▶ **Given information**:
· · · · ·

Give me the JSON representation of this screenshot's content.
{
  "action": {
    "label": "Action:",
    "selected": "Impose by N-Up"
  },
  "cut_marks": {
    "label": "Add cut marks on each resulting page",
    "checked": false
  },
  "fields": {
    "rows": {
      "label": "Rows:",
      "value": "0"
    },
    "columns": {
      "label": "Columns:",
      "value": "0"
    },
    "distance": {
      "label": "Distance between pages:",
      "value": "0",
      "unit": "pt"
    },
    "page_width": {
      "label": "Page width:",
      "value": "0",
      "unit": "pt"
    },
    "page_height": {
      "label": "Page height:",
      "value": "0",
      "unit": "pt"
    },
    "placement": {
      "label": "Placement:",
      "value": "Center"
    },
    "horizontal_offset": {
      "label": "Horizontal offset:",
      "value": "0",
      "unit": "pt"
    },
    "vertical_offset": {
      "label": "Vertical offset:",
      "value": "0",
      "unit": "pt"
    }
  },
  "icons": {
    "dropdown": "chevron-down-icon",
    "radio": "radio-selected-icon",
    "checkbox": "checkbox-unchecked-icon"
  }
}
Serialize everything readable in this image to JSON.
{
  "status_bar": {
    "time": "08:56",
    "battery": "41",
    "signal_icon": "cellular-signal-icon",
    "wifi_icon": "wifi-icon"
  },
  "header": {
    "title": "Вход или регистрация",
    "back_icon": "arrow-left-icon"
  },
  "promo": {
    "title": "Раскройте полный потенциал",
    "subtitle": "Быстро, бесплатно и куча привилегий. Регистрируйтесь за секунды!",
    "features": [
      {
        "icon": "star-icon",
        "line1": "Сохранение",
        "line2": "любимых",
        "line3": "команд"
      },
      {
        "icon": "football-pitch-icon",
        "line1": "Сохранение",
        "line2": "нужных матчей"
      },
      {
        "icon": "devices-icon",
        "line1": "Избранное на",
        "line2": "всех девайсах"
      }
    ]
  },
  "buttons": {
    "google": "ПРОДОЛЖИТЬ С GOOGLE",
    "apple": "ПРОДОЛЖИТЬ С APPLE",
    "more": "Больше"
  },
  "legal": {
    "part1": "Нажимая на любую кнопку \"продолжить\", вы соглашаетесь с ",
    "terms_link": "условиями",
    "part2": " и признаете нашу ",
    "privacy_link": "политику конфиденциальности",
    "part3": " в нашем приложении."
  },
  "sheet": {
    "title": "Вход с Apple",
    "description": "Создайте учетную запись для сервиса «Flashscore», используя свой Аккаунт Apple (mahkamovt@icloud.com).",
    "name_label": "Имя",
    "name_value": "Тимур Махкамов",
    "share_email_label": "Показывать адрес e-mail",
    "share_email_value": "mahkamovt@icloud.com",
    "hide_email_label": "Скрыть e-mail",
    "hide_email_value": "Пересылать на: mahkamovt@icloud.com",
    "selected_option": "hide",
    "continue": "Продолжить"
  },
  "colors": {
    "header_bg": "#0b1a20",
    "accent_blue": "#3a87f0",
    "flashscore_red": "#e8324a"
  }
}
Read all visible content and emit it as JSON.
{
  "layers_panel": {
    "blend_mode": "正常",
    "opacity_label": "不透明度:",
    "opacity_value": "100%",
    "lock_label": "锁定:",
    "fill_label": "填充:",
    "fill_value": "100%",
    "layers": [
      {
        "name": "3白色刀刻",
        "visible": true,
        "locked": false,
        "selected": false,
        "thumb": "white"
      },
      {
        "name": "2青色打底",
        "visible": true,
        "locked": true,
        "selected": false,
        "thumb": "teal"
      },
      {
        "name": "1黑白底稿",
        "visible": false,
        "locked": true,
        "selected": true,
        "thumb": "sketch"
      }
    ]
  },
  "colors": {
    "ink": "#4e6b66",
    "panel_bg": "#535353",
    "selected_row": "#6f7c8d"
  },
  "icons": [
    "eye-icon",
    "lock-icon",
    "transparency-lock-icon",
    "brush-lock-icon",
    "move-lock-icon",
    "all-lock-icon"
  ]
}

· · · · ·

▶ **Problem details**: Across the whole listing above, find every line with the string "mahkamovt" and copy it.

▶ **Result**:
    "description": "Создайте учетную запись для сервиса «Flashscore», используя свой Аккаунт Apple (mahkamovt@icloud.com).",
    "share_email_value": "mahkamovt@icloud.com",
    "hide_email_value": "Пересылать на: mahkamovt@icloud.com",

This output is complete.